#### PROBLEM
Please state how many lines in the records below contain the word "icon"; the number alone is the answer.

[Records from a data source]
++++++++++
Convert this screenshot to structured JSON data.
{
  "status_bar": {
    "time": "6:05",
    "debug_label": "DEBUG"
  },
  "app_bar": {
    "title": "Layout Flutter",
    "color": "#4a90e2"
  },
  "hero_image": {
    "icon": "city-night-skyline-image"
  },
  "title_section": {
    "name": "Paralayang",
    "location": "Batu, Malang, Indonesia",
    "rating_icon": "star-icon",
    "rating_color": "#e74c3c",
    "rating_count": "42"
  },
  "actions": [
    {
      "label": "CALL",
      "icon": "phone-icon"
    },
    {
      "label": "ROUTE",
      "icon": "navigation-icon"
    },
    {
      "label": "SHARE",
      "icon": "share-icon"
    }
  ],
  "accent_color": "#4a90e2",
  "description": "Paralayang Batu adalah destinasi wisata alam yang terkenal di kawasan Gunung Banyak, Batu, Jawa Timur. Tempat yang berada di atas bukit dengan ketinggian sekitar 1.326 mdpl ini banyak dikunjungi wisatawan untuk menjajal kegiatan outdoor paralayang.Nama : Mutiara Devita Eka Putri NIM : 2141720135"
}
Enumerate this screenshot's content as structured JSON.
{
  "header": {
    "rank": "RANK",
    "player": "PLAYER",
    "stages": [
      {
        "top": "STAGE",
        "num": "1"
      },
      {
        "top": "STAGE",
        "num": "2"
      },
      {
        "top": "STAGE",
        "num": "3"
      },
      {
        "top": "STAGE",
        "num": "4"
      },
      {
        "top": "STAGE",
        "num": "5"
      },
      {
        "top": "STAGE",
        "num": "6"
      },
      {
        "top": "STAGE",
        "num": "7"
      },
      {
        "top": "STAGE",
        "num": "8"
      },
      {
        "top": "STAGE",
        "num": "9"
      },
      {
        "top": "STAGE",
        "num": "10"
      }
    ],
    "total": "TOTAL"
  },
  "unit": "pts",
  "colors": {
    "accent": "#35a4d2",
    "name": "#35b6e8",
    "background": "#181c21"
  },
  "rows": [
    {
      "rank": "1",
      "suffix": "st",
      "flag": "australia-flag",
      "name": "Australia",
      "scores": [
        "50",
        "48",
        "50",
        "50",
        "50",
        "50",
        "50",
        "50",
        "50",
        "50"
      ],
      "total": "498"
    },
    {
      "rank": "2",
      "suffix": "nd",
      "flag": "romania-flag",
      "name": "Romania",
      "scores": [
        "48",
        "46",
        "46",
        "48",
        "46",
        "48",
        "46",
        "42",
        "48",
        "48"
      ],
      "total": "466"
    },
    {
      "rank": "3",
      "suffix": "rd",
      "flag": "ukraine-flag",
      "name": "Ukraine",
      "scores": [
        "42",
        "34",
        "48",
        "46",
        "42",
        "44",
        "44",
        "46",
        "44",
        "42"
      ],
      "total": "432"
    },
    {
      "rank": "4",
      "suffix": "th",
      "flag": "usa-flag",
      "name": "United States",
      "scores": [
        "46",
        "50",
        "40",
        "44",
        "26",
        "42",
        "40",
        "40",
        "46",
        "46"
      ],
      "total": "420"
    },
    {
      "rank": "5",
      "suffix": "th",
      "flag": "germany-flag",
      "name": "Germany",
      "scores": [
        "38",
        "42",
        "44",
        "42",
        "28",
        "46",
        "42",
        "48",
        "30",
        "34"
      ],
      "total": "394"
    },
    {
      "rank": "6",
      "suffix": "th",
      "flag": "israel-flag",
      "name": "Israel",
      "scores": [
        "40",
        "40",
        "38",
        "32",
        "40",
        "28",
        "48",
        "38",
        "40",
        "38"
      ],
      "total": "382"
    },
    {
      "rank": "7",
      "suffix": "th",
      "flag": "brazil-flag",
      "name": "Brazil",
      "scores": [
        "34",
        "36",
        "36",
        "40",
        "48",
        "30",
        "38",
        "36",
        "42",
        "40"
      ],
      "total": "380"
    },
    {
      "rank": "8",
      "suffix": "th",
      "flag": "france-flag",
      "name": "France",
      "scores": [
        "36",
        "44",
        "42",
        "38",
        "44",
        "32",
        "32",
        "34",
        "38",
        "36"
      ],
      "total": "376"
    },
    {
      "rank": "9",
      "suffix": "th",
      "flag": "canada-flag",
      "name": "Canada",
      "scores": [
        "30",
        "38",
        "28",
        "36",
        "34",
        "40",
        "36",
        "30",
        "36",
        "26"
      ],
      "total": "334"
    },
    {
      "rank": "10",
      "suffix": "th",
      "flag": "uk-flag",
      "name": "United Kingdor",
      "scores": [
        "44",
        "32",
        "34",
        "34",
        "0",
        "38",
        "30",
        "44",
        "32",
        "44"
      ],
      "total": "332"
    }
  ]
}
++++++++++
#### SOLUTION FOR THIS PROBLEM
5